Pork Chops Gratinée Recipe Inspired by Cabbage Soup
Several years ago I posted one of my favorite recipes for a Baked Cabbage Soup; it is an addictive combination of pancetta, bread, cabbage, and cheese. More recently, Susan (from the Provence WineZine) shared a recipe for Pork Chops Gratinée, which really reminded me of the soup. I was eager to make it. The recipe follows below. Read the original post (here) to discover the wine pairing with a wine from California inspired by a white wine from Châteauneuf-du-Pape.
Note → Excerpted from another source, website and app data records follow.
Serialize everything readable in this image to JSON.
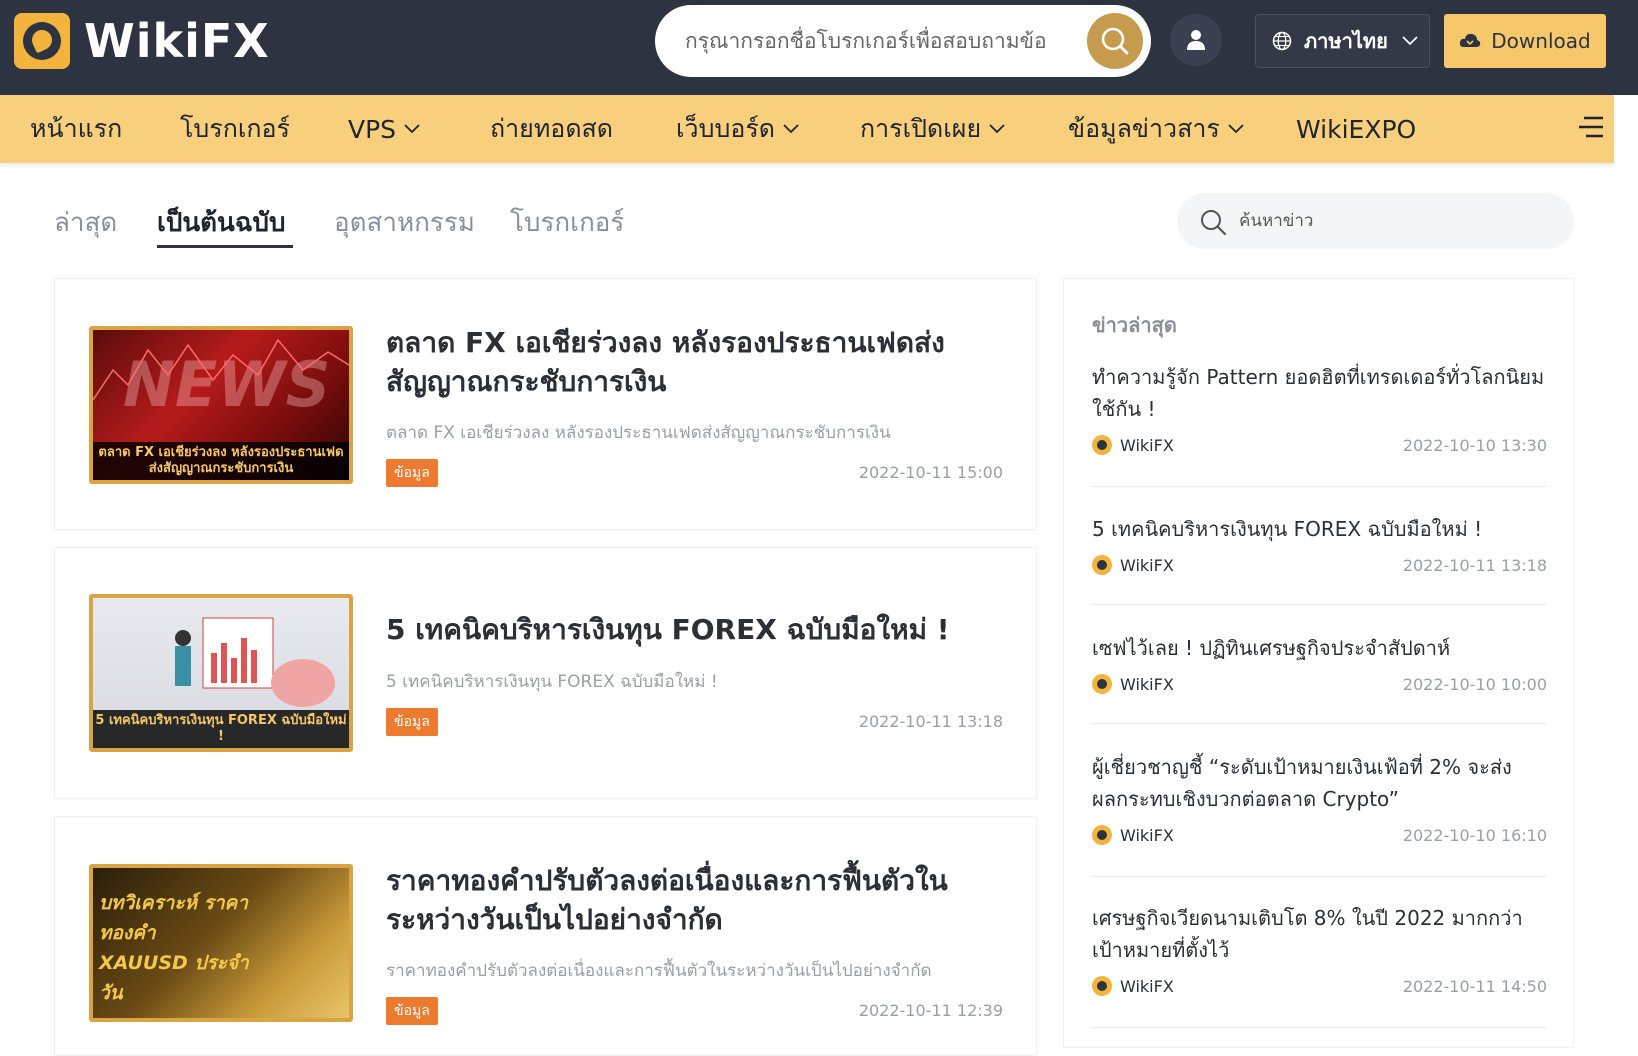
{
  "header": {
    "logo_text": "WikiFX",
    "search_placeholder": "กรุณากรอกชื่อโบรกเกอร์เพื่อสอบถามข้อมูล",
    "language_label": "ภาษาไทย",
    "download_label": "Download"
  },
  "nav": {
    "items": [
      {
        "label": "หน้าแรก"
      },
      {
        "label": "โบรกเกอร์"
      },
      {
        "label": "VPS"
      },
      {
        "label": "ถ่ายทอดสด"
      },
      {
        "label": "เว็บบอร์ด"
      },
      {
        "label": "การเปิดเผย"
      },
      {
        "label": "ข้อมูลข่าวสาร"
      },
      {
        "label": "WikiEXPO"
      }
    ]
  },
  "tabs": {
    "items": [
      {
        "label": "ล่าสุด"
      },
      {
        "label": "เป็นต้นฉบับ"
      },
      {
        "label": "อุตสาหกรรม"
      },
      {
        "label": "โบรกเกอร์"
      }
    ],
    "active_index": 1,
    "news_search_placeholder": "ค้นหาข่าว"
  },
  "articles": [
    {
      "title": "ตลาด FX เอเชียร่วงลง หลังรองประธานเฟดส่งสัญญาณกระชับการเงิน",
      "summary": "ตลาด FX เอเชียร่วงลง หลังรองประธานเฟดส่งสัญญาณกระชับการเงิน",
      "tag": "ข้อมูล",
      "date": "2022-10-11 15:00",
      "thumb_caption": "ตลาด FX เอเชียร่วงลง หลังรองประธานเฟดส่งสัญญาณกระชับการเงิน",
      "thumb_word": "NEWS"
    },
    {
      "title": "5 เทคนิคบริหารเงินทุน FOREX ฉบับมือใหม่ !",
      "summary": "5 เทคนิคบริหารเงินทุน FOREX ฉบับมือใหม่ !",
      "tag": "ข้อมูล",
      "date": "2022-10-11 13:18",
      "thumb_caption": "5 เทคนิคบริหารเงินทุน FOREX ฉบับมือใหม่ !",
      "thumb_word": ""
    },
    {
      "title": "ราคาทองคำปรับตัวลงต่อเนื่องและการฟื้นตัวในระหว่างวันเป็นไปอย่างจำกัด",
      "summary": "ราคาทองคำปรับตัวลงต่อเนื่องและการฟื้นตัวในระหว่างวันเป็นไปอย่างจำกัด",
      "tag": "ข้อมูล",
      "date": "2022-10-11 12:39",
      "thumb_caption": "",
      "thumb_word": "บทวิเคราะห์ ราคาทองคำ XAUUSD ประจำวัน"
    }
  ],
  "sidebar": {
    "heading": "ข่าวล่าสุด",
    "items": [
      {
        "title": "ทำความรู้จัก Pattern ยอดฮิตที่เทรดเดอร์ทั่วโลกนิยมใช้กัน !",
        "source": "WikiFX",
        "date": "2022-10-10 13:30"
      },
      {
        "title": "5 เทคนิคบริหารเงินทุน FOREX ฉบับมือใหม่ !",
        "source": "WikiFX",
        "date": "2022-10-11 13:18"
      },
      {
        "title": "เซฟไว้เลย ! ปฏิทินเศรษฐกิจประจำสัปดาห์",
        "source": "WikiFX",
        "date": "2022-10-10 10:00"
      },
      {
        "title": "ผู้เชี่ยวชาญชี้ “ระดับเป้าหมายเงินเฟ้อที่ 2% จะส่งผลกระทบเชิงบวกต่อตลาด Crypto”",
        "source": "WikiFX",
        "date": "2022-10-10 16:10"
      },
      {
        "title": "เศรษฐกิจเวียดนามเติบโต 8% ในปี 2022 มากกว่าเป้าหมายที่ตั้งไว้",
        "source": "WikiFX",
        "date": "2022-10-11 14:50"
      }
    ]
  },
  "colors": {
    "header_bg": "#2d3341",
    "nav_bg": "#f7cf7d",
    "accent_gold": "#c69b4e",
    "tag_orange": "#ec7a2f"
  }
}
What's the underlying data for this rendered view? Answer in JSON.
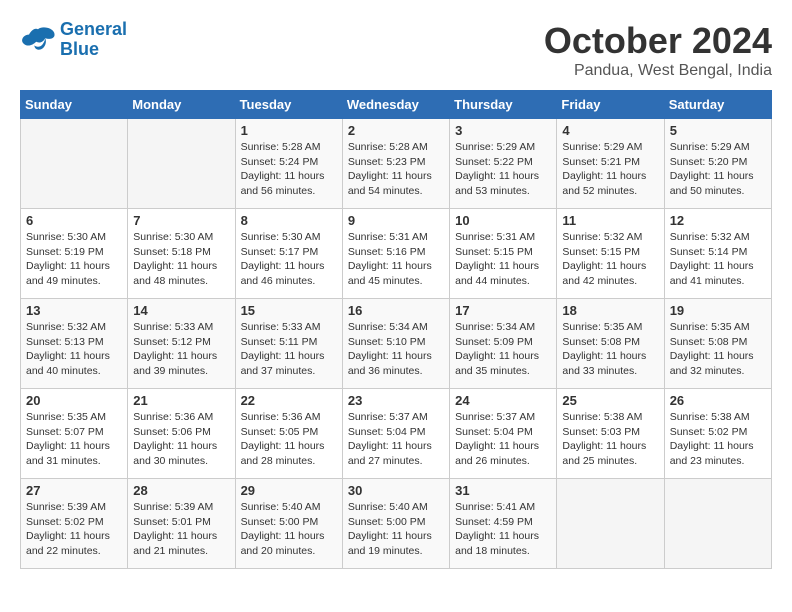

It’s a small world after all.
Pork Chops Gratinée
- 2 thick cut Pork Chops with bone (about 1 1/2 inches thick)
- Sea Salt
- Freshly ground black pepper
- 2 tbsp Lemon Olive Oil or regular olive oil
- 1 medium Onion thinly sliced
- 1/2 cup White Wine more as needed
- 1 small head Savoy cabbage thinly sliced
- 1/2 cup Cream
- 4 oz Gruyère cheese grated
- Preheat oven to 400°F.
- Pat the pork chops dry using paper towels; season with salt and pepper.
- Heat oil in a large skillet over medium-high heat and brown chops well on both sides, don’t worry about not cooking them all the way through, as they will finish cooking later.
- Remove chops and put them in a baking dish; set aside.
- Sauté onions in same olive oil as chops, so that it gets some of the pork fat in addition to the lemon oil.
- Once they are soft and slightly browned from the drippings, add white wine ** and bring to a simmer.
- Add the sliced cabbage. Don't let the pan burn dry; if you need a tablespoon or more of wine, add it.
- Once cabbage is wilted, reduce temperature to low and add the cream. Reduce the liquid until it is thickened.
- Spoon the mixture over pork chops. Sprinkle with grated Gruyère and season with salt and pepper to taste.
- Bake until cheese is bubbling and golden brown – about 20 minutes. Let sit 5 minutes, allowing juices in the pork to settle.
* I will used crème fraîche instead of cream in the future. It is my guess that this is what is used in France.
** At this point, I might add a teaspoon of Dijon mustard to round out the flavors.